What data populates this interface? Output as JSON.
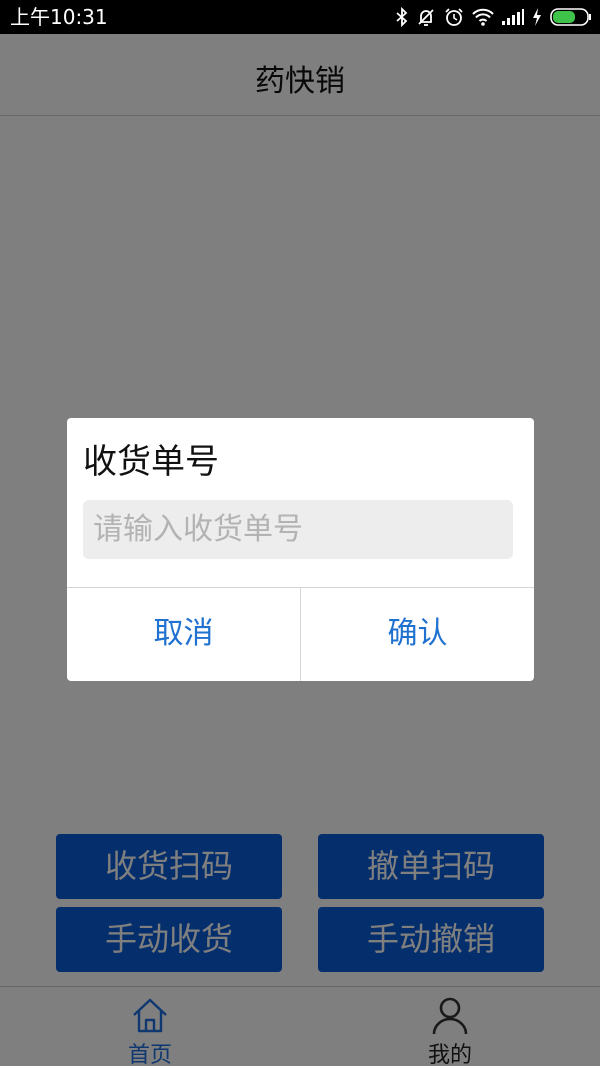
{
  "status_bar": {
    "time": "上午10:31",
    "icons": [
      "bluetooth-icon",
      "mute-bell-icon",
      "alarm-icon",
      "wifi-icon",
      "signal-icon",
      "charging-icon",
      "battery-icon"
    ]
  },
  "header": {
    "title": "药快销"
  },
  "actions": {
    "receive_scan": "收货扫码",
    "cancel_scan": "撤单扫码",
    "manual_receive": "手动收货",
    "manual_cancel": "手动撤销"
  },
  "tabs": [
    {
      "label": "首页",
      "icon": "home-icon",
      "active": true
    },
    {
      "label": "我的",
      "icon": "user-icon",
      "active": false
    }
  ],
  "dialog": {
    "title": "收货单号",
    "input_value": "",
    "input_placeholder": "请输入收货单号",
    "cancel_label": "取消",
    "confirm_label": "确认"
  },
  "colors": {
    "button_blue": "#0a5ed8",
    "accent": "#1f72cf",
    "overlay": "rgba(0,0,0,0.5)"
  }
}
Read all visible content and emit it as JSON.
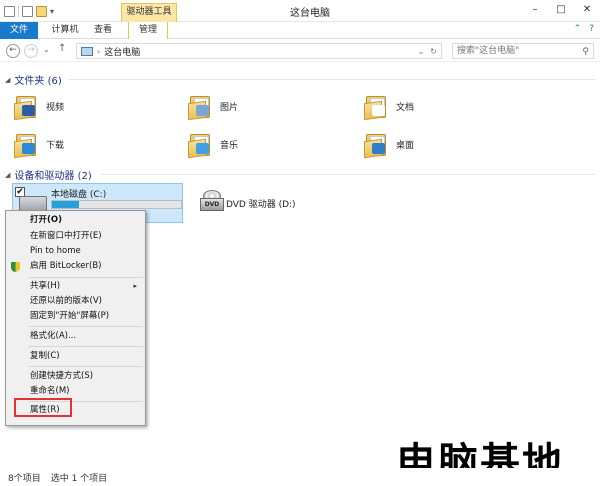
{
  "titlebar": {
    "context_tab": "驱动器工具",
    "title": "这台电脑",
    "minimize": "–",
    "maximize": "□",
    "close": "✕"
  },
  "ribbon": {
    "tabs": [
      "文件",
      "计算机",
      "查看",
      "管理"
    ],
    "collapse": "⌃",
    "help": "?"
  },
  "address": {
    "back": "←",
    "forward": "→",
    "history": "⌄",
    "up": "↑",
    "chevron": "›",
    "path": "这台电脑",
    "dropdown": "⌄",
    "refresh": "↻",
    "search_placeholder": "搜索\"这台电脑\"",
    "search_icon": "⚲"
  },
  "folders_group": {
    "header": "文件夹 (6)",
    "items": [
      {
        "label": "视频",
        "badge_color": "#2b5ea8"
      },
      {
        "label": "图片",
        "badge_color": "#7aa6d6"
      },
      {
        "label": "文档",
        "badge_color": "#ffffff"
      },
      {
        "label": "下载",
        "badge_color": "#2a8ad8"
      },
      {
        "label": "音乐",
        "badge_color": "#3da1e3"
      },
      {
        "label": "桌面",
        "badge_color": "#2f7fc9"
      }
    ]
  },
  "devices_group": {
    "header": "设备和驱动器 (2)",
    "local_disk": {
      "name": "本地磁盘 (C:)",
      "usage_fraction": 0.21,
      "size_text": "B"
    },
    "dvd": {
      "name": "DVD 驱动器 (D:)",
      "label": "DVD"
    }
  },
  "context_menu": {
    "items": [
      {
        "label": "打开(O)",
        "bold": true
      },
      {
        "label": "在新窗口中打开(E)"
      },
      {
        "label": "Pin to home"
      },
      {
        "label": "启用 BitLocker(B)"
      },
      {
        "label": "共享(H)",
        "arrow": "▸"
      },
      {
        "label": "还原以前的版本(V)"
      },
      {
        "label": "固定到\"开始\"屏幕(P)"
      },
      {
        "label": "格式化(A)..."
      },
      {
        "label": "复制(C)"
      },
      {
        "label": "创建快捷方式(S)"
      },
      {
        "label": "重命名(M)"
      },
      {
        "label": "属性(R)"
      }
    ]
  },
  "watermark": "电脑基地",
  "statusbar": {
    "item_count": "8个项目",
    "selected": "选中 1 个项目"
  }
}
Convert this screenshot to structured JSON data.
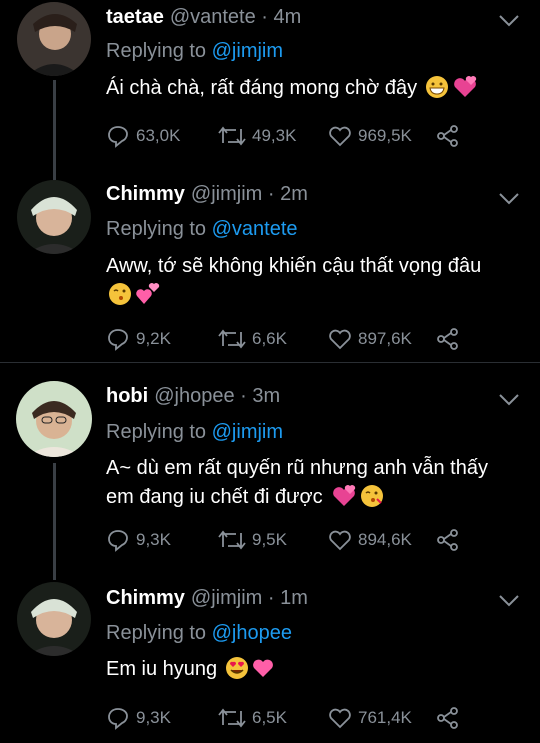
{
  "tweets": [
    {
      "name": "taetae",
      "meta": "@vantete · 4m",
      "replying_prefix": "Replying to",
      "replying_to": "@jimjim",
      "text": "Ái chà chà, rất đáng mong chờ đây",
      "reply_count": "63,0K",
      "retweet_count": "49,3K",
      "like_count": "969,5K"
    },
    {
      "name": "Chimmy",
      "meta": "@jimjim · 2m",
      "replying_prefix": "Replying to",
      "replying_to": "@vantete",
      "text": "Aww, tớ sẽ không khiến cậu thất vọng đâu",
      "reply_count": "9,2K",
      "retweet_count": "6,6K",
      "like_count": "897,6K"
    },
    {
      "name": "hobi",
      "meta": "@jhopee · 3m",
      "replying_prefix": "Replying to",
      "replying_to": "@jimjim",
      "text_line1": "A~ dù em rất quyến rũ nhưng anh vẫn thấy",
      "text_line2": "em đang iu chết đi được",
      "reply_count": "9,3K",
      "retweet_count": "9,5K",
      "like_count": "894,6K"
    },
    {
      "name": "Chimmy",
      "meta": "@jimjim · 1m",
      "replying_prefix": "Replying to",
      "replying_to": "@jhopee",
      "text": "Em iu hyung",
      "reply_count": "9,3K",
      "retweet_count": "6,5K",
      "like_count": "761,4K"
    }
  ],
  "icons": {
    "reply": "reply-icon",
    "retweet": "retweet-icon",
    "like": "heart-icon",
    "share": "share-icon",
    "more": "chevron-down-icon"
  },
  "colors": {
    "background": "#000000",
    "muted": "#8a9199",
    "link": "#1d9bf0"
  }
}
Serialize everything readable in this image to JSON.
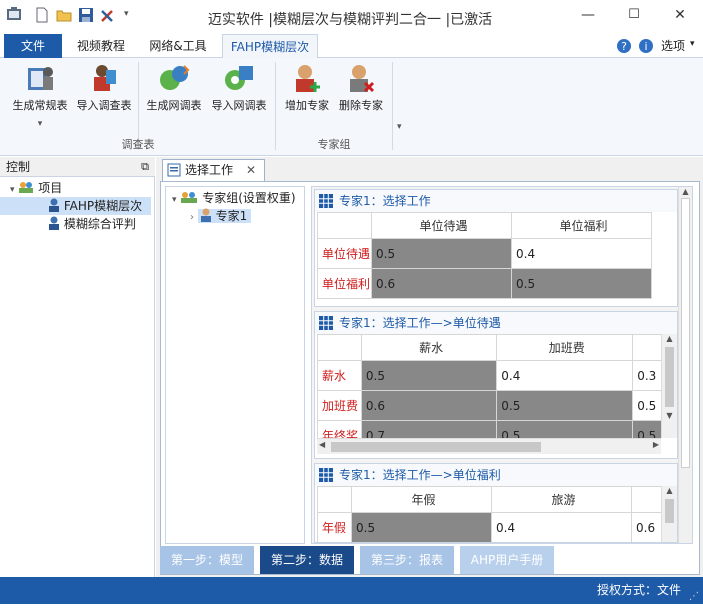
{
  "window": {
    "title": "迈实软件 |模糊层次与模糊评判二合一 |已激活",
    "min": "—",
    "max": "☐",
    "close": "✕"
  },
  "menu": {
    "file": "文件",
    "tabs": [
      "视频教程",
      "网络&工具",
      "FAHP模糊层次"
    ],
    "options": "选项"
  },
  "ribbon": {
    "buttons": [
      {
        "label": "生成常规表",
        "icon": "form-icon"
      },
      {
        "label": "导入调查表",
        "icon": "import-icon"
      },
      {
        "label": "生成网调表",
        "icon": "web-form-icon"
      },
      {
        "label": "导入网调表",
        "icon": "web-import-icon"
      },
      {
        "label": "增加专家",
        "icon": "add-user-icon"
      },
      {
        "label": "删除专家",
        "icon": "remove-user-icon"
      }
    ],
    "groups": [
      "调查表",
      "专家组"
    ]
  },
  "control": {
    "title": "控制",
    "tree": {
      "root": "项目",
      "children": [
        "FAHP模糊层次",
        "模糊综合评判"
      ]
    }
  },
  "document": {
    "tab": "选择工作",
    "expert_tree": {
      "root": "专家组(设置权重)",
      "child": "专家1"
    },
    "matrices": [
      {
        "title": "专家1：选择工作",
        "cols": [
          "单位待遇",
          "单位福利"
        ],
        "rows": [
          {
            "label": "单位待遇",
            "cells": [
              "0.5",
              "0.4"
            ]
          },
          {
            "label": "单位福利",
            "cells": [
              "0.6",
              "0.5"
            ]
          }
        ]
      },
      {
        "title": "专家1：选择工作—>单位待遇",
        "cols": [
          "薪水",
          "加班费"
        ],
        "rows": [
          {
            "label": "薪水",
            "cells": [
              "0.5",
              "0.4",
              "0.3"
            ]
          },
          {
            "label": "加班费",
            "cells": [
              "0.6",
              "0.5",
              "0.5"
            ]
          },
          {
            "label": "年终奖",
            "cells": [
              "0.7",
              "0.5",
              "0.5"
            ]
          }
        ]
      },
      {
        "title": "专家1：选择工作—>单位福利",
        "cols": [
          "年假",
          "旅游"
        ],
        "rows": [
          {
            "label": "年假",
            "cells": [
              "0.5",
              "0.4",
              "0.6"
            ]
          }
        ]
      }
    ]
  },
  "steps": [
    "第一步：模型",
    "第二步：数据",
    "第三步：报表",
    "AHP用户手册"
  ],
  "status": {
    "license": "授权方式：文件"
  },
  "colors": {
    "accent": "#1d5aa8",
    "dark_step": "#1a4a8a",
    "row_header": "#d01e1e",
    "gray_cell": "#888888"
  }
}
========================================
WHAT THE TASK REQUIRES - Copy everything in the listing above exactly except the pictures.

EXERCISE RESULT -
What data populates this interface? Output as JSON.
{
  "status_bar": {
    "time": "上午10:31",
    "icons": [
      "bluetooth-icon",
      "mute-bell-icon",
      "alarm-icon",
      "wifi-icon",
      "signal-icon",
      "charging-icon",
      "battery-icon"
    ]
  },
  "header": {
    "title": "药快销"
  },
  "actions": {
    "receive_scan": "收货扫码",
    "cancel_scan": "撤单扫码",
    "manual_receive": "手动收货",
    "manual_cancel": "手动撤销"
  },
  "tabs": [
    {
      "label": "首页",
      "icon": "home-icon",
      "active": true
    },
    {
      "label": "我的",
      "icon": "user-icon",
      "active": false
    }
  ],
  "dialog": {
    "title": "收货单号",
    "input_value": "",
    "input_placeholder": "请输入收货单号",
    "cancel_label": "取消",
    "confirm_label": "确认"
  },
  "colors": {
    "button_blue": "#0a5ed8",
    "accent": "#1f72cf",
    "overlay": "rgba(0,0,0,0.5)"
  }
}
Read all visible content and emit it as JSON.
{
  "titlebar": {
    "context_tab": "驱动器工具",
    "title": "这台电脑",
    "minimize": "–",
    "maximize": "□",
    "close": "✕"
  },
  "ribbon": {
    "tabs": [
      "文件",
      "计算机",
      "查看",
      "管理"
    ],
    "collapse": "⌃",
    "help": "?"
  },
  "address": {
    "back": "←",
    "forward": "→",
    "history": "⌄",
    "up": "↑",
    "chevron": "›",
    "path": "这台电脑",
    "dropdown": "⌄",
    "refresh": "↻",
    "search_placeholder": "搜索\"这台电脑\"",
    "search_icon": "⚲"
  },
  "folders_group": {
    "header": "文件夹 (6)",
    "items": [
      {
        "label": "视频",
        "badge_color": "#2b5ea8"
      },
      {
        "label": "图片",
        "badge_color": "#7aa6d6"
      },
      {
        "label": "文档",
        "badge_color": "#ffffff"
      },
      {
        "label": "下载",
        "badge_color": "#2a8ad8"
      },
      {
        "label": "音乐",
        "badge_color": "#3da1e3"
      },
      {
        "label": "桌面",
        "badge_color": "#2f7fc9"
      }
    ]
  },
  "devices_group": {
    "header": "设备和驱动器 (2)",
    "local_disk": {
      "name": "本地磁盘 (C:)",
      "usage_fraction": 0.21,
      "size_text": "B"
    },
    "dvd": {
      "name": "DVD 驱动器 (D:)",
      "label": "DVD"
    }
  },
  "context_menu": {
    "items": [
      {
        "label": "打开(O)",
        "bold": true
      },
      {
        "label": "在新窗口中打开(E)"
      },
      {
        "label": "Pin to home"
      },
      {
        "label": "启用 BitLocker(B)"
      },
      {
        "label": "共享(H)",
        "arrow": "▸"
      },
      {
        "label": "还原以前的版本(V)"
      },
      {
        "label": "固定到\"开始\"屏幕(P)"
      },
      {
        "label": "格式化(A)..."
      },
      {
        "label": "复制(C)"
      },
      {
        "label": "创建快捷方式(S)"
      },
      {
        "label": "重命名(M)"
      },
      {
        "label": "属性(R)"
      }
    ]
  },
  "watermark": "电脑基地",
  "statusbar": {
    "item_count": "8个项目",
    "selected": "选中 1 个项目"
  }
}
Convert this screenshot to structured JSON data.
{
  "tweets": [
    {
      "name": "taetae",
      "meta": "@vantete · 4m",
      "replying_prefix": "Replying to",
      "replying_to": "@jimjim",
      "text": "Ái chà chà, rất đáng mong chờ đây",
      "reply_count": "63,0K",
      "retweet_count": "49,3K",
      "like_count": "969,5K"
    },
    {
      "name": "Chimmy",
      "meta": "@jimjim · 2m",
      "replying_prefix": "Replying to",
      "replying_to": "@vantete",
      "text": "Aww, tớ sẽ không khiến cậu thất vọng đâu",
      "reply_count": "9,2K",
      "retweet_count": "6,6K",
      "like_count": "897,6K"
    },
    {
      "name": "hobi",
      "meta": "@jhopee · 3m",
      "replying_prefix": "Replying to",
      "replying_to": "@jimjim",
      "text_line1": "A~ dù em rất quyến rũ nhưng anh vẫn thấy",
      "text_line2": "em đang iu chết đi được",
      "reply_count": "9,3K",
      "retweet_count": "9,5K",
      "like_count": "894,6K"
    },
    {
      "name": "Chimmy",
      "meta": "@jimjim · 1m",
      "replying_prefix": "Replying to",
      "replying_to": "@jhopee",
      "text": "Em iu hyung",
      "reply_count": "9,3K",
      "retweet_count": "6,5K",
      "like_count": "761,4K"
    }
  ],
  "icons": {
    "reply": "reply-icon",
    "retweet": "retweet-icon",
    "like": "heart-icon",
    "share": "share-icon",
    "more": "chevron-down-icon"
  },
  "colors": {
    "background": "#000000",
    "muted": "#8a9199",
    "link": "#1d9bf0"
  }
}
Serialize everything readable in this image to JSON.
{
  "window": {
    "title": "迈实软件 |模糊层次与模糊评判二合一 |已激活",
    "min": "—",
    "max": "☐",
    "close": "✕"
  },
  "menu": {
    "file": "文件",
    "tabs": [
      "视频教程",
      "网络&工具",
      "FAHP模糊层次"
    ],
    "options": "选项"
  },
  "ribbon": {
    "buttons": [
      {
        "label": "生成常规表",
        "icon": "form-icon"
      },
      {
        "label": "导入调查表",
        "icon": "import-icon"
      },
      {
        "label": "生成网调表",
        "icon": "web-form-icon"
      },
      {
        "label": "导入网调表",
        "icon": "web-import-icon"
      },
      {
        "label": "增加专家",
        "icon": "add-user-icon"
      },
      {
        "label": "删除专家",
        "icon": "remove-user-icon"
      }
    ],
    "groups": [
      "调查表",
      "专家组"
    ]
  },
  "control": {
    "title": "控制",
    "tree": {
      "root": "项目",
      "children": [
        "FAHP模糊层次",
        "模糊综合评判"
      ]
    }
  },
  "document": {
    "tab": "选择工作",
    "expert_tree": {
      "root": "专家组(设置权重)",
      "child": "专家1"
    },
    "matrices": [
      {
        "title": "专家1：选择工作",
        "cols": [
          "单位待遇",
          "单位福利"
        ],
        "rows": [
          {
            "label": "单位待遇",
            "cells": [
              "0.5",
              "0.4"
            ]
          },
          {
            "label": "单位福利",
            "cells": [
              "0.6",
              "0.5"
            ]
          }
        ]
      },
      {
        "title": "专家1：选择工作—>单位待遇",
        "cols": [
          "薪水",
          "加班费"
        ],
        "rows": [
          {
            "label": "薪水",
            "cells": [
              "0.5",
              "0.4",
              "0.3"
            ]
          },
          {
            "label": "加班费",
            "cells": [
              "0.6",
              "0.5",
              "0.5"
            ]
          },
          {
            "label": "年终奖",
            "cells": [
              "0.7",
              "0.5",
              "0.5"
            ]
          }
        ]
      },
      {
        "title": "专家1：选择工作—>单位福利",
        "cols": [
          "年假",
          "旅游"
        ],
        "rows": [
          {
            "label": "年假",
            "cells": [
              "0.5",
              "0.4",
              "0.6"
            ]
          }
        ]
      }
    ]
  },
  "steps": [
    "第一步：模型",
    "第二步：数据",
    "第三步：报表",
    "AHP用户手册"
  ],
  "status": {
    "license": "授权方式：文件"
  },
  "colors": {
    "accent": "#1d5aa8",
    "dark_step": "#1a4a8a",
    "row_header": "#d01e1e",
    "gray_cell": "#888888"
  }
}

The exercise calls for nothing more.